Stransky’s collar was still crumpled on the nape of his neck. He remained stock-still, staring down the bridge of his nose. For a full minute he did not vouchsafe so much as a glance upward over the change in his fortunes. Then he looked around at Lanstron gloweringly.

“I know who you are!” he said. “You were born to the purple. You have had education, opportunity, position-everything that you and your kind want to keep for your kind. You are smarter than the others. You would hang a man with spider-webs instead of hemp. But I won’t fight for you! No, I won’t!”

He threw back his head with a determination in his defiance so intense that it had a certain kind of dignity that freed it of theatrical affectation.

“Yes, I was fortunate; but perhaps nature was not altogether unkind to you,” said Lanstron. “In Napoleonic times, Stransky, I think you might even have carried a marshal’s baton in your knapsack.”

“You-what rot!” A sort of triumph played around Stransky’s full lips and his jaw shot out challengingly. “No, never against my comrades on the other side of the border!” he concluded, his dogged stare returning.

Now the colonel gave the order to fall in; the bugle sounded and the centipede’s legs began to assemble on the road. But Stransky remained a statue, his rifle untouched on the sward. He seemed of a mind to let the regiment go on without him.

“Stransky, fall in!” called the sergeant.

Still Stransky did not move. A comrade picked up the rifle and fairly thrust it into his hands.

“Come on, Bert, and knead dough with the rest of us!” he whispered. “Come on! Cheer up!” Evidently his comrades liked Stransky.

“No!” roared Stransky, bringing the rifle down on the ground with a heavy blow.

Then impulse broke through the restraint that seemed to characterize the Lanstron of thirty-five. The Lanstron of twenty-five, who had met catastrophe because he was “wool-gathering,” asserted himself. He put his hand on Stransky’s shoulder. It was a strong though slim hand that looked as if it had been trained to do the work of two hands in the process of its owner’s own transformation. Thus the old sergeant had seen a general remonstrate with a brave veteran who had been guilty of bad conduct in Africa. The old colonel gasped at such a subversion of the dignity of rank. He saw the army going to the devil. But young Dellarme, watching with eager curiosity, was sensible of no familiarity in the act. It all depended on how such a thing was done, he was thinking.

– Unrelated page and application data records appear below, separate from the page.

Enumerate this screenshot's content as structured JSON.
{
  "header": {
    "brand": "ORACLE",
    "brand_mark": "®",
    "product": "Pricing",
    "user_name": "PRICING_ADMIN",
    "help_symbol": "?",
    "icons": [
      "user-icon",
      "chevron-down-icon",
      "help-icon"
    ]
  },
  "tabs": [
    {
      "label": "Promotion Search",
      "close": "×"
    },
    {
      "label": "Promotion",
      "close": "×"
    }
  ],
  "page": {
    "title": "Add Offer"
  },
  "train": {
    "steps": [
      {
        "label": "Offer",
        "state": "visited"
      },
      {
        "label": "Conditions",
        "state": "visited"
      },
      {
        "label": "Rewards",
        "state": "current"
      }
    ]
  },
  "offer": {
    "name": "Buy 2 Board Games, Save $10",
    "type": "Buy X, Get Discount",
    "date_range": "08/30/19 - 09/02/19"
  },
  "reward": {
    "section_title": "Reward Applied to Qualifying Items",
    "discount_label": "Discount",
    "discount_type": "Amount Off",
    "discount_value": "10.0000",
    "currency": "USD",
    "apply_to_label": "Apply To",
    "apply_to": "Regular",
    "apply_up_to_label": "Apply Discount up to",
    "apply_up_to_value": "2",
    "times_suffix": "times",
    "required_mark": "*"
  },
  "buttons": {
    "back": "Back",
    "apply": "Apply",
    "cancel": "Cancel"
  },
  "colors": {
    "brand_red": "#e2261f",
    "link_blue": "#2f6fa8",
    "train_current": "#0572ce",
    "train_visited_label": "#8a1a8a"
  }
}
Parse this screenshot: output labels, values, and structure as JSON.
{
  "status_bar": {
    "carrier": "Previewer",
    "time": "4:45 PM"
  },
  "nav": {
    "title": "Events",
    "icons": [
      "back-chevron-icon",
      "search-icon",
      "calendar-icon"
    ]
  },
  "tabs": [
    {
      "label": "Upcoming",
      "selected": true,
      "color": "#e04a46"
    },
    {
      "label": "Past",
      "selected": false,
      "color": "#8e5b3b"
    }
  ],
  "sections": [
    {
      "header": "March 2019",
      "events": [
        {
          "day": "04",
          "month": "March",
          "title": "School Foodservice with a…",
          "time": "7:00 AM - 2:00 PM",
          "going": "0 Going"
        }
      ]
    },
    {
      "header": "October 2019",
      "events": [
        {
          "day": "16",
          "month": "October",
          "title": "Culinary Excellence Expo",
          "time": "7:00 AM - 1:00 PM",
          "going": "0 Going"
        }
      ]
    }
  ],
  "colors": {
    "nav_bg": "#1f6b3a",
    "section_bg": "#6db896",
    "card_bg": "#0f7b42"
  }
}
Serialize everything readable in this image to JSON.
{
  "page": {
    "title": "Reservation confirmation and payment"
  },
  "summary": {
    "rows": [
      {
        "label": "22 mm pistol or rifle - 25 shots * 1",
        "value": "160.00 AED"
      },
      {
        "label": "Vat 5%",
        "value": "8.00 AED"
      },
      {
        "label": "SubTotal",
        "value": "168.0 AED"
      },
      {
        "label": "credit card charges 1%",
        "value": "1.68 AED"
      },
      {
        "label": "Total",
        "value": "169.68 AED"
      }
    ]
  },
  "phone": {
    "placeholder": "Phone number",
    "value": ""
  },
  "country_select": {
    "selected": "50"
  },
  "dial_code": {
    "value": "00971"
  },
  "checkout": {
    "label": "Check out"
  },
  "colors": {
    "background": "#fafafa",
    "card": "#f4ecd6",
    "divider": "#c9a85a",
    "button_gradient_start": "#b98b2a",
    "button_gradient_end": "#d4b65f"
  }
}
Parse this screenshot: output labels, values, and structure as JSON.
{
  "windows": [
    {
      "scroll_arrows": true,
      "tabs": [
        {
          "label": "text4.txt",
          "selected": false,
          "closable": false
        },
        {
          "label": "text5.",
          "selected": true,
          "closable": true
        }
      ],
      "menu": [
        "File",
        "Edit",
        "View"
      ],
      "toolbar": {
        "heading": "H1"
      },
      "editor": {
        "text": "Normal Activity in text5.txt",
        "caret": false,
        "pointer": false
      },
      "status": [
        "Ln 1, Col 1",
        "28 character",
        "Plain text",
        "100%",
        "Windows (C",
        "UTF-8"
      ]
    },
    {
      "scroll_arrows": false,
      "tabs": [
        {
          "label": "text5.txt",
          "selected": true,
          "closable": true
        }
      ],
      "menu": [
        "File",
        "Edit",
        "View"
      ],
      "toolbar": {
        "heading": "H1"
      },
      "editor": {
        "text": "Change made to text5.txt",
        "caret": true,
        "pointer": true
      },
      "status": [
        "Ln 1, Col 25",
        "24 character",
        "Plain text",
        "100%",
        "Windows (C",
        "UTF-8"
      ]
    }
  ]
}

“We all have minutes when we are more or less anarchists,” said Lanstron in the human appeal of one man to another. “But we don’t want to be judged by one of those minutes. I got a hand mashed up for a mistake that took only a second. Think this over to-night before you act. Then, if you are of the same opinion, go to the colonel and tell him so. Come, why not?”

“All right, sir, you’re so decent about it!” grumbled Stransky, taking his place in the ranks.

Hep-hep-hep! the regiment started on its way, with Grandfather Fragini keeping at his grandson’s side.

“Makes me feel young again, but it’s darned solemn beside the Hussars, with their horses’ bits a-jingling. Times have certainly changed-officers’ hands in their pockets, saying ‘if you don’t mind’ to a man that’s insulted the flag! Kicking ain’t good enough for that traitor! Ought to hang him-yes, sir, hang and draw him!”

Lanstron watched the marching column for a time.

“Hep-hep-hep! It’s the brown of the infantry that counts in the end,” he mused. “I liked that wall-eyed giant. He’s all man!”

Then his livening glance swept the heavens inquiringly. A speck in the blue, far away in the realms of atmospheric infinity, kept growing in size until it took the form of the wings with which man flies. The plane volplaned down with steady swiftness, till its racing shadow lay large over the landscape for a few seconds before it rose again with beautiful ease and precision.

“Bully for you, Etzel!” Lanstron thought, as he started back to the aeroplane station. “You belong in the corps. We shall not let you return to your regiment for a while. You’ve a cool head and you’d charge a church tower if that were the orders.”